— Supplied data —
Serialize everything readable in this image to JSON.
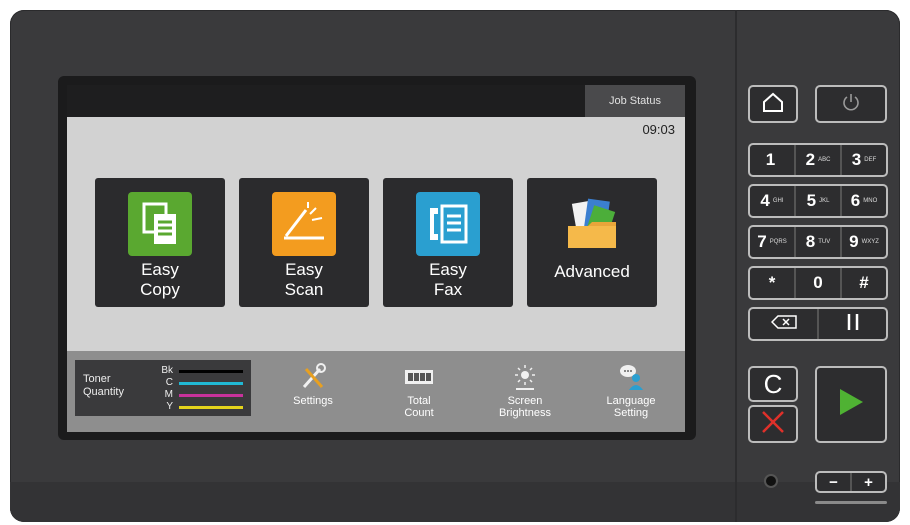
{
  "screen": {
    "job_status": "Job Status",
    "time": "09:03"
  },
  "tiles": [
    {
      "line1": "Easy",
      "line2": "Copy",
      "icon": "copy-icon",
      "color": "#5aa830"
    },
    {
      "line1": "Easy",
      "line2": "Scan",
      "icon": "scan-icon",
      "color": "#f39c1f"
    },
    {
      "line1": "Easy",
      "line2": "Fax",
      "icon": "fax-icon",
      "color": "#2a9fd0"
    },
    {
      "line1": "Advanced",
      "icon": "folder-icon"
    }
  ],
  "toner": {
    "label_line1": "Toner",
    "label_line2": "Quantity",
    "colors": [
      {
        "key": "Bk",
        "hex": "#000000"
      },
      {
        "key": "C",
        "hex": "#21b8d4"
      },
      {
        "key": "M",
        "hex": "#c8329c"
      },
      {
        "key": "Y",
        "hex": "#e4d31c"
      }
    ]
  },
  "bottom_items": [
    {
      "line1": "Settings",
      "line2": "",
      "icon": "settings-icon"
    },
    {
      "line1": "Total",
      "line2": "Count",
      "icon": "counter-icon"
    },
    {
      "line1": "Screen",
      "line2": "Brightness",
      "icon": "brightness-icon"
    },
    {
      "line1": "Language",
      "line2": "Setting",
      "icon": "language-icon"
    }
  ],
  "keypad": {
    "rows": [
      [
        {
          "d": "1",
          "s": ""
        },
        {
          "d": "2",
          "s": "ABC"
        },
        {
          "d": "3",
          "s": "DEF"
        }
      ],
      [
        {
          "d": "4",
          "s": "GHI"
        },
        {
          "d": "5",
          "s": "JKL"
        },
        {
          "d": "6",
          "s": "MNO"
        }
      ],
      [
        {
          "d": "7",
          "s": "PQRS"
        },
        {
          "d": "8",
          "s": "TUV"
        },
        {
          "d": "9",
          "s": "WXYZ"
        }
      ],
      [
        {
          "d": "*",
          "s": ""
        },
        {
          "d": "0",
          "s": ""
        },
        {
          "d": "#",
          "s": ""
        }
      ]
    ],
    "clear_label": "C",
    "minus": "−",
    "plus": "+"
  },
  "colors": {
    "start_green": "#4fb233",
    "stop_red": "#e0302a"
  }
}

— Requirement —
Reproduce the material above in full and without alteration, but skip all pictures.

— Solution to the problem —
Serialize everything readable in this image to JSON.
{
  "screen": {
    "job_status": "Job Status",
    "time": "09:03"
  },
  "tiles": [
    {
      "line1": "Easy",
      "line2": "Copy",
      "icon": "copy-icon",
      "color": "#5aa830"
    },
    {
      "line1": "Easy",
      "line2": "Scan",
      "icon": "scan-icon",
      "color": "#f39c1f"
    },
    {
      "line1": "Easy",
      "line2": "Fax",
      "icon": "fax-icon",
      "color": "#2a9fd0"
    },
    {
      "line1": "Advanced",
      "icon": "folder-icon"
    }
  ],
  "toner": {
    "label_line1": "Toner",
    "label_line2": "Quantity",
    "colors": [
      {
        "key": "Bk",
        "hex": "#000000"
      },
      {
        "key": "C",
        "hex": "#21b8d4"
      },
      {
        "key": "M",
        "hex": "#c8329c"
      },
      {
        "key": "Y",
        "hex": "#e4d31c"
      }
    ]
  },
  "bottom_items": [
    {
      "line1": "Settings",
      "line2": "",
      "icon": "settings-icon"
    },
    {
      "line1": "Total",
      "line2": "Count",
      "icon": "counter-icon"
    },
    {
      "line1": "Screen",
      "line2": "Brightness",
      "icon": "brightness-icon"
    },
    {
      "line1": "Language",
      "line2": "Setting",
      "icon": "language-icon"
    }
  ],
  "keypad": {
    "rows": [
      [
        {
          "d": "1",
          "s": ""
        },
        {
          "d": "2",
          "s": "ABC"
        },
        {
          "d": "3",
          "s": "DEF"
        }
      ],
      [
        {
          "d": "4",
          "s": "GHI"
        },
        {
          "d": "5",
          "s": "JKL"
        },
        {
          "d": "6",
          "s": "MNO"
        }
      ],
      [
        {
          "d": "7",
          "s": "PQRS"
        },
        {
          "d": "8",
          "s": "TUV"
        },
        {
          "d": "9",
          "s": "WXYZ"
        }
      ],
      [
        {
          "d": "*",
          "s": ""
        },
        {
          "d": "0",
          "s": ""
        },
        {
          "d": "#",
          "s": ""
        }
      ]
    ],
    "clear_label": "C",
    "minus": "−",
    "plus": "+"
  },
  "colors": {
    "start_green": "#4fb233",
    "stop_red": "#e0302a"
  }
}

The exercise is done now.